cones and in nozzles. This and a variety of technical reviews took some of us to Trivandrum every now and then. Meanwhile in 1972, following the untimely
passing away of Vikram Sarabhai the previous year when he was only 52, Satish Dhawan had taken over as Chairman of a reorganized ISRO and heading
the newly established Space Commission and Department of Space The development of an Indian SLV that could put a small 40 kg class Indian
satellite into low-earth orbit quickly became the most ambitious project on the ISRO agenda. Kalam was appointed Project Manager of the SLV-3 mission (as
the vehicle got to be designated). This was a somewhat surprising appointment, and there were members of the scientific community who were skeptical about the project’s chances of success, both within and outside ISRO, and the adequacy of Kalam for the task. However Dhawan had seen enough of Kalam in operation to conclude that he was one person who had delivered on what he had promised, because of his remarkable ability to work in teams and lead them. When the first launch failed in 1979 the fears of the pessimists seemed confirmed. However the second one launched a year later succeeded,
and placed a 35 kg Rohini satellite in a 400 km orbit. The story of what happened immediately after these two events is well known: after the failure,

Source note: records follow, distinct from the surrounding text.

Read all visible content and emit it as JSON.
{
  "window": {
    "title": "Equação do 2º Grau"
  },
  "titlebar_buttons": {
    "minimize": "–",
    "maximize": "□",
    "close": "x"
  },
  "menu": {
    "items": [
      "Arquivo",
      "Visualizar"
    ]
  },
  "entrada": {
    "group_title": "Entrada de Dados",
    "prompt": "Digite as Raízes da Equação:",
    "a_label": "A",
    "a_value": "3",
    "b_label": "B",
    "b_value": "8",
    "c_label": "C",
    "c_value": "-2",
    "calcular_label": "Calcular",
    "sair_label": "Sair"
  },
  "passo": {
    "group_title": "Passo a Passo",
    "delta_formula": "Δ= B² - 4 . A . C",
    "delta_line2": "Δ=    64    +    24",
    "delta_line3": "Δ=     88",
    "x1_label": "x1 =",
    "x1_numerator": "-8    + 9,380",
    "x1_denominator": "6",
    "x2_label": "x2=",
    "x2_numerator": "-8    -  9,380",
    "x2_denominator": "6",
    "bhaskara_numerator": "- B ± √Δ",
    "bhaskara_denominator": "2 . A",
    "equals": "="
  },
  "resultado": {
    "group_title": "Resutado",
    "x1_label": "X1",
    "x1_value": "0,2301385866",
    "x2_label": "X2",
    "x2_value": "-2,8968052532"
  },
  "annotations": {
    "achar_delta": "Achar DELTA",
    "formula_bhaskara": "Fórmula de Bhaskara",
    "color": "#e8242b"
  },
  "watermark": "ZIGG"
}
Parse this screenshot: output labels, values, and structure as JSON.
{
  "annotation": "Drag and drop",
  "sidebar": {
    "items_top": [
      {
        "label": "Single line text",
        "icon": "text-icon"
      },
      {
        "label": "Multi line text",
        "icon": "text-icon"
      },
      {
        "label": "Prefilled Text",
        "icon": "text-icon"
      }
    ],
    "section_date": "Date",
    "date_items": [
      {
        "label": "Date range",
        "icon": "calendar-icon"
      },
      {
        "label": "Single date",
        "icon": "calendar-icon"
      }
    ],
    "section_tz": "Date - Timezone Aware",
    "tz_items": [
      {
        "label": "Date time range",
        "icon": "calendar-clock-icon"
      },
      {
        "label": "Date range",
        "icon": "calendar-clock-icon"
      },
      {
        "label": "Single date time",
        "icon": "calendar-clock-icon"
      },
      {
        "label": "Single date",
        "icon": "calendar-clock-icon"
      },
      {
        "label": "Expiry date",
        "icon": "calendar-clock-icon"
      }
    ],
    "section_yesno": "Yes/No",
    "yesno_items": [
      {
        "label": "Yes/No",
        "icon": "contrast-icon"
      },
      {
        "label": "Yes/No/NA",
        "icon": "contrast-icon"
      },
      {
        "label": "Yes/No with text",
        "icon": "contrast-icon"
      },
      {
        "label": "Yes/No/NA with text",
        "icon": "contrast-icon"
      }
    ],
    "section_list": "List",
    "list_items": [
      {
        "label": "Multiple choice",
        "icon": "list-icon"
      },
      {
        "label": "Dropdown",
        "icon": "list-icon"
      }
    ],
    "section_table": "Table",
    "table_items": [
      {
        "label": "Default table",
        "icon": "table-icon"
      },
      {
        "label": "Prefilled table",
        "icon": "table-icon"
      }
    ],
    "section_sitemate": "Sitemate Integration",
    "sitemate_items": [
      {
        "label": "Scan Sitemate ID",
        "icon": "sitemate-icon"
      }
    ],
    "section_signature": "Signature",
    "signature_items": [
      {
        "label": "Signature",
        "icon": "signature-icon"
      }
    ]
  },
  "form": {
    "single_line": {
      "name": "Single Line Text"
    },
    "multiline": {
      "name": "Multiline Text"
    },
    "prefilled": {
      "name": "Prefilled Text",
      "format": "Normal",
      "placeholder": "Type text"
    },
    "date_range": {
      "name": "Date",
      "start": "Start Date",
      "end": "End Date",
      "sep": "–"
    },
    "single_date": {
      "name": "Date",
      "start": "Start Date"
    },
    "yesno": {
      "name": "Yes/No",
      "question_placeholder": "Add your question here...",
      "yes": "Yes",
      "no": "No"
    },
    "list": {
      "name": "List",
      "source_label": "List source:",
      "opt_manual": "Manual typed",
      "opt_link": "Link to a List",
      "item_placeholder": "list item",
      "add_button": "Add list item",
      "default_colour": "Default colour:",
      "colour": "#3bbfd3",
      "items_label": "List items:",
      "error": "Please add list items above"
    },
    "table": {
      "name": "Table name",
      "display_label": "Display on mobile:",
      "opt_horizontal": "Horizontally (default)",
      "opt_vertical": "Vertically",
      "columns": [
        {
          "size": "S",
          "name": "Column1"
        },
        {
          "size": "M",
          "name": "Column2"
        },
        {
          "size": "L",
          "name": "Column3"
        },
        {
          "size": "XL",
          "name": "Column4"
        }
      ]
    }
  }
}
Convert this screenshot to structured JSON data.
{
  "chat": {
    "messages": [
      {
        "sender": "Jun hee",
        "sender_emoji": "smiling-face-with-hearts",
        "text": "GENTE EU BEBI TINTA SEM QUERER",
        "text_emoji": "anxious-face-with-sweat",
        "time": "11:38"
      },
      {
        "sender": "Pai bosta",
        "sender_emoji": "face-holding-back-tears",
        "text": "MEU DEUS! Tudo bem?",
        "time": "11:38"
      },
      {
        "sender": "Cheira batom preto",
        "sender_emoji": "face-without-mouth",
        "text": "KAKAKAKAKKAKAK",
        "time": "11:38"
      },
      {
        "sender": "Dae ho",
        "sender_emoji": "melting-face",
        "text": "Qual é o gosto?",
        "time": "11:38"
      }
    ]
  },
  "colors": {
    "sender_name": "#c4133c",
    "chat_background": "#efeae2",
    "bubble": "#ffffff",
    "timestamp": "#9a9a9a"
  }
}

Kalam wanted to resign, but Dhawan, who persuaded him to stay, faced the press answering the inevitable awkward questions. After a long internal meeting
analysing the causes of the failure, Kalam formally took responsibility for it, an admission that was followed by complete silence in the meeting, till Dhawan
concluded it saying ‘I am going to put Kalam in orbit!’. After the success of the second launch Dhawan chose to remain in the background and asked Kalam to go talk to the press.